The Academy of Natural Sciences at Drexel University opened a new exhibit Feb. 16 that is all about the link between real-life and mythic creatures.
The exhibit — Mythic Creatures: Dragons, Unicorns & Mermaids — was organized for the Academy by the American Museum of Natural History in New York.
“This specific version of it, [the AMNH] custom built for us here at the Academy because they actually have a much larger version of it,” Mary Bailey, the interim head of public experience at the Academy, said.
Through this role, she oversees all of the public spaces especially from an education standpoint.
“And the reason why this exhibit exists is because people are so fascinated by the topic. We really love it because we also love imagination and flights of fancy. It’s really cool to be able to take the things that human beings talk about and put some science behind them in a really fun, imaginative way,” she explained.
This exhibit, which runs until June 9, is arranged into themes that include sea monsters, mermaids, giants, griffins, unicorns and dragons. It features colorful, life-sized models of mythic creatures like a European unicorn and a sea monster called the kraken. There is also a sculpture of the African water spirit called Mami Wata.
Visitors are encouraged to explore how the creatures depicted could have inspired the stories by people across cultures.
“This exhibit in particular is really interesting because it is a natural inroad for what they already like and they already know. They know what a dragon is. They know what a unicorn is. They know what a mermaid is,” Bailey said. “We’re able to make the connections between that and the real science that is behind those things — the mythology, the folklore.

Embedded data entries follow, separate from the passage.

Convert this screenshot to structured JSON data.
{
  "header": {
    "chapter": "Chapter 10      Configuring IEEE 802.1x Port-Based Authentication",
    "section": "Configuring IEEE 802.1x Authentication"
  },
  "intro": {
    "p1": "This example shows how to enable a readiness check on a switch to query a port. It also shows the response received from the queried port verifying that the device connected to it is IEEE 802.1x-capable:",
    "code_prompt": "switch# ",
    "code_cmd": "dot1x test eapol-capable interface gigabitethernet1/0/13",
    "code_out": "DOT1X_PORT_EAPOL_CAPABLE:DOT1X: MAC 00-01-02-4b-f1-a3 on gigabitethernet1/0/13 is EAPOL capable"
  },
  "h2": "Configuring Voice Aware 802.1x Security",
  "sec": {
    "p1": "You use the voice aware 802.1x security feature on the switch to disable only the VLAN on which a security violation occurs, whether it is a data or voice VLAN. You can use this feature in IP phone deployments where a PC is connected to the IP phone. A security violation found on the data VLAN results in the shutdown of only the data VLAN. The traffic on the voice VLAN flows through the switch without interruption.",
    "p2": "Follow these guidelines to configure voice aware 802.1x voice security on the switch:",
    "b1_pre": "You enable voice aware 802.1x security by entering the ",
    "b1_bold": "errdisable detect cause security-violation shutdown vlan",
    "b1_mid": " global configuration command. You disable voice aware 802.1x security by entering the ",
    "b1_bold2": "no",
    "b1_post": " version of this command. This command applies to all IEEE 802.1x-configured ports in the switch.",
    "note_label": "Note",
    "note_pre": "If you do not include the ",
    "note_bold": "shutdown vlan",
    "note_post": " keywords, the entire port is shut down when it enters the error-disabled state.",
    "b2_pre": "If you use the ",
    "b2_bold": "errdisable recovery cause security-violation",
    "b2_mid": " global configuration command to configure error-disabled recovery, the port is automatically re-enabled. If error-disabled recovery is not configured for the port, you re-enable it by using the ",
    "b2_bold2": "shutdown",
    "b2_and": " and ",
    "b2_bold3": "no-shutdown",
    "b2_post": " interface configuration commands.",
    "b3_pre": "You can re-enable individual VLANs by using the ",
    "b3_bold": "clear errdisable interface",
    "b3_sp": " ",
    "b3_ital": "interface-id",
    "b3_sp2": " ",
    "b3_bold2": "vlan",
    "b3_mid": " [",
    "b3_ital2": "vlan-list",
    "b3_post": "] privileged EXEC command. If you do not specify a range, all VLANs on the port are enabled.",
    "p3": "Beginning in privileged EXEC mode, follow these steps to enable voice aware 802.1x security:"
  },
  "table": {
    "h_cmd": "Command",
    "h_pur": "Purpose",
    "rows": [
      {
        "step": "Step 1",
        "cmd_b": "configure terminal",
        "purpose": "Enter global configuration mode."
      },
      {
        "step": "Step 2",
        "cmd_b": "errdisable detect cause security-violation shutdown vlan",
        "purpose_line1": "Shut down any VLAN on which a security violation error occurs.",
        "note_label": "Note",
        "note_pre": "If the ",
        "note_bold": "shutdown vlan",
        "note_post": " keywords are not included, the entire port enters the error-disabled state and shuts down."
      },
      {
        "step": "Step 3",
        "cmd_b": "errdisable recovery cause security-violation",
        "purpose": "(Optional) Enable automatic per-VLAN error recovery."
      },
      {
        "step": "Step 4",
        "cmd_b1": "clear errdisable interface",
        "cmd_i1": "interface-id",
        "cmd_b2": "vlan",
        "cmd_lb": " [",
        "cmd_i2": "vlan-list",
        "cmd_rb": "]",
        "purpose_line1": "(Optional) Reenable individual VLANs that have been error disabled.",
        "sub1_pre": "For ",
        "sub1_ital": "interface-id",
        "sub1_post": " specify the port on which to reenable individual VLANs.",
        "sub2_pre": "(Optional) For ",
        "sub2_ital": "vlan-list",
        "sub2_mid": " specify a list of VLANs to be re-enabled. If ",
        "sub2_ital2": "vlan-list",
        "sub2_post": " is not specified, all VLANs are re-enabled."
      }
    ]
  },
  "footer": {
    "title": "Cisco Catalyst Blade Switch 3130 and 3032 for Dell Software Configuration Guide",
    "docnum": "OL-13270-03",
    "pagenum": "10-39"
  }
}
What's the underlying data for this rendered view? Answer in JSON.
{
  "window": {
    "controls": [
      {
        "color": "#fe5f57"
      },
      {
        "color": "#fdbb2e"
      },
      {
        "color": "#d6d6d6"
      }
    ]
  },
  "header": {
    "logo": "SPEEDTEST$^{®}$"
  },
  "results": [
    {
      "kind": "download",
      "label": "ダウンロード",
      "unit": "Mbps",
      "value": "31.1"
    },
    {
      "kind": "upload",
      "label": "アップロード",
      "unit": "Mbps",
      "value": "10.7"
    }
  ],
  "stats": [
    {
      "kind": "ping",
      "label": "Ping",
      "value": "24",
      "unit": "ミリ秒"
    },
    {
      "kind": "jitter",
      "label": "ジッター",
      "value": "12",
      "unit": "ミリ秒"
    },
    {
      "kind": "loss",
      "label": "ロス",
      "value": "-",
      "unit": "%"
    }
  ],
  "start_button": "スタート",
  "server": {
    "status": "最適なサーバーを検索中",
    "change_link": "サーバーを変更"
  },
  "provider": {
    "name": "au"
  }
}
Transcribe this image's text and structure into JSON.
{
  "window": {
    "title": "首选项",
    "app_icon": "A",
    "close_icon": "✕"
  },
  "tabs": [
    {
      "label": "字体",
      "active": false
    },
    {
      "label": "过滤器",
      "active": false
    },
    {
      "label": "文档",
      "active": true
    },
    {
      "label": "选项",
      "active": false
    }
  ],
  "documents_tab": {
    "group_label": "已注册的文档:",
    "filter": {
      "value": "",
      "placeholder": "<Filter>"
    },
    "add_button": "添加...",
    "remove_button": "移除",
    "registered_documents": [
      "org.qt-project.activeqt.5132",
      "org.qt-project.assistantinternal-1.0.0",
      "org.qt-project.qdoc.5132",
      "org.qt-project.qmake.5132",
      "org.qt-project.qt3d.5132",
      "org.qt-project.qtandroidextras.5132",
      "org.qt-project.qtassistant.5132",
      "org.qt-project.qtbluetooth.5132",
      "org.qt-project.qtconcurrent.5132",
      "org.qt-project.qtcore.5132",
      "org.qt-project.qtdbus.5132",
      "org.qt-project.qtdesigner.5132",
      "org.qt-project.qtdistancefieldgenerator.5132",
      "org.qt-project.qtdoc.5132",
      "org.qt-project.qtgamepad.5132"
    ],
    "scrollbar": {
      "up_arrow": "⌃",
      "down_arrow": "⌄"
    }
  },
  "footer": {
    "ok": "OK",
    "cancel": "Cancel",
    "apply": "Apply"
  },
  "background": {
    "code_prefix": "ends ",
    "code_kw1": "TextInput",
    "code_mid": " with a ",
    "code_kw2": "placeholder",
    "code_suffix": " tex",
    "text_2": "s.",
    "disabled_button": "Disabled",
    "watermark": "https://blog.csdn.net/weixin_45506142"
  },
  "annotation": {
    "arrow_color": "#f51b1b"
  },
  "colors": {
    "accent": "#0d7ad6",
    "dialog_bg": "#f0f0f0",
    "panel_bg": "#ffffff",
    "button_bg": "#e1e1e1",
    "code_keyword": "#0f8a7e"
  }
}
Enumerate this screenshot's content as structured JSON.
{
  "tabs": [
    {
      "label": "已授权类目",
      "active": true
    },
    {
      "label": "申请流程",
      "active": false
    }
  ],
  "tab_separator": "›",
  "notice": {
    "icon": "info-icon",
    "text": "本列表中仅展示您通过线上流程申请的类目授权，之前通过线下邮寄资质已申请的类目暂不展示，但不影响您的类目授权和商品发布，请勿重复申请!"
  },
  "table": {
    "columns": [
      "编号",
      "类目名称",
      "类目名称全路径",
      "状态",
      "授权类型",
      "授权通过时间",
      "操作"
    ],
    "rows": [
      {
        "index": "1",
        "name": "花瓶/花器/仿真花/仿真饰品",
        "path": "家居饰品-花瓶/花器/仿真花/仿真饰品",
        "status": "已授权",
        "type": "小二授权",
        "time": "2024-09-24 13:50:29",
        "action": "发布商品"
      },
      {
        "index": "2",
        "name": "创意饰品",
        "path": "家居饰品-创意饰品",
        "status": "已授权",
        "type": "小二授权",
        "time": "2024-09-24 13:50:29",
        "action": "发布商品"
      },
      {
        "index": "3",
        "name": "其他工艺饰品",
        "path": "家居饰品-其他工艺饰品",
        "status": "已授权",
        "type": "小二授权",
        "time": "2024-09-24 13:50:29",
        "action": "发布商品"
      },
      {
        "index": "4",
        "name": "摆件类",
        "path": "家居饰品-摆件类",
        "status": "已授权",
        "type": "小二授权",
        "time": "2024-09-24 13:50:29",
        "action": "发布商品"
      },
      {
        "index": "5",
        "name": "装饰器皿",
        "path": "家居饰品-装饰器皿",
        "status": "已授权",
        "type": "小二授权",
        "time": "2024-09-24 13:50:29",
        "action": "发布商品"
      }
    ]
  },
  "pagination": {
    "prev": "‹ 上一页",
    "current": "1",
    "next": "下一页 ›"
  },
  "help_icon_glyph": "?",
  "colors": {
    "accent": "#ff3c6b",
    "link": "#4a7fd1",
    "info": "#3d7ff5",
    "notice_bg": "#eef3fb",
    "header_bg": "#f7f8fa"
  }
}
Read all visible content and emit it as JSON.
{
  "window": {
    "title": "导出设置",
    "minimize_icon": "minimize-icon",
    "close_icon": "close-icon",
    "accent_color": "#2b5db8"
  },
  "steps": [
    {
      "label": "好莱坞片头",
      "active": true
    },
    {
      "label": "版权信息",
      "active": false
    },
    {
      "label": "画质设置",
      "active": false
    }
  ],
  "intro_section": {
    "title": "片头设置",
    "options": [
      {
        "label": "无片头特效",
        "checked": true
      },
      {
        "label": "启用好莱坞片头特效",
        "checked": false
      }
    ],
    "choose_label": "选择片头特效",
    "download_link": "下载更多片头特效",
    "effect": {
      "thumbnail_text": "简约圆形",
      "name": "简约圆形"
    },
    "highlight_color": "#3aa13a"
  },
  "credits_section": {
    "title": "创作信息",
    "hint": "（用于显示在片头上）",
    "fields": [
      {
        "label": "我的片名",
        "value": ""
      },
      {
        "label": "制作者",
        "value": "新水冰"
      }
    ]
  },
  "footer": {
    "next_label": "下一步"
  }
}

How all of those things work together with things that we also study.”
The topics explored in Mythic Creatures also ties into topics featured in other exhibits at the Academy.
“We also study reptiles and dinosaurs, which is where the mythology of dragons came from,” Bailey said. “We have a really large axiology collection where we’re studying animals of the ocean that are related to the mermaid stories. This is a really easy exhibit for us to be able to interpret and talk about because we have so much good content.”
According to Bailey, the Academy of Natural Sciences has not had an exhibit like this in the past that marries mythology and science together.
“When people walk away from this exhibit, they are going to be able to understand and experience that people make sense of their world in a lot of different ways,” Bailey said. “Some of it is mythological and some of it is scientific. It’s okay to have a little bit of fun with the things that you’re doing and base them in science. I think that’s going to be a great way for kids to get excited about the world that they live in.”